### What is the formula of matrix equation?

The formula used to find the value of variables using the matrix method is $\text{X} = \text{A}^{-1} \text{B}$, where $\text{X}$ is a variable matrix, $\text{A}$ is a coefficient matrix, and $\text{B}$ is a matrix of constants on the right-hand side of equations.

## Conclusion

One of the uses of matrices is to solve linear equations. The concept inverse of a matrix along with other operations on a matrix is used to solve a system of $n$ linear equations in $n$ variables. The formula used to find the value of variables using the matrix method is $\text{X} = \text{A}^{-1} \text{B}$, where $\text{X}$ is a variable matrix, $\text{A}$ is a coefficient matrix, and $\text{B}$ is a matrix of constants on the right-hand side of equations.

## Recommended Reading

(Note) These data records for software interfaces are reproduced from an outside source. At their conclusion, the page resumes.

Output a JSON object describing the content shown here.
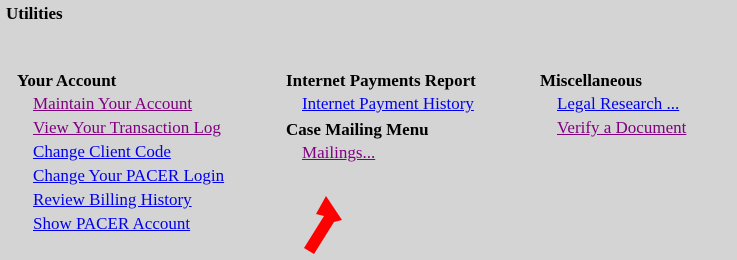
{
  "title": "Utilities",
  "sections": {
    "account": {
      "heading": "Your Account",
      "links": [
        {
          "label": "Maintain Your Account",
          "visited": true
        },
        {
          "label": "View Your Transaction Log",
          "visited": true
        },
        {
          "label": "Change Client Code",
          "visited": false
        },
        {
          "label": "Change Your PACER Login",
          "visited": false
        },
        {
          "label": "Review Billing History",
          "visited": false
        },
        {
          "label": "Show PACER Account",
          "visited": false
        }
      ]
    },
    "payments": {
      "heading": "Internet Payments Report",
      "links": [
        {
          "label": "Internet Payment History",
          "visited": false
        }
      ]
    },
    "mailing": {
      "heading": "Case Mailing Menu",
      "links": [
        {
          "label": "Mailings...",
          "visited": true
        }
      ]
    },
    "misc": {
      "heading": "Miscellaneous",
      "links": [
        {
          "label": "Legal Research ...",
          "visited": false
        },
        {
          "label": "Verify a Document",
          "visited": true
        }
      ]
    }
  },
  "colors": {
    "background": "#d4d4d4",
    "link_unvisited": "#0000ee",
    "link_visited": "#800080",
    "annotation_arrow": "#ff0000"
  },
  "annotation": {
    "icon": "red-arrow-icon"
  }
}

- Cramer’s Rule – Definition, Formulas, and Examples
- What is the Inverse of a Matrix – Definition, Formula & Examples
- Transpose of a Matrix – Meaning, Properties & Examples
- Properties of Determinant(With Formulas & Examples)
- What is Determinant of a Matrix – Meaning, Definition & Examples
- Matrix Operations – Addition, Subtraction & Multiplication
- Types of Matrices(With Properties & Examples)
- What is Matrix in Math – Meaning, Definition & Examples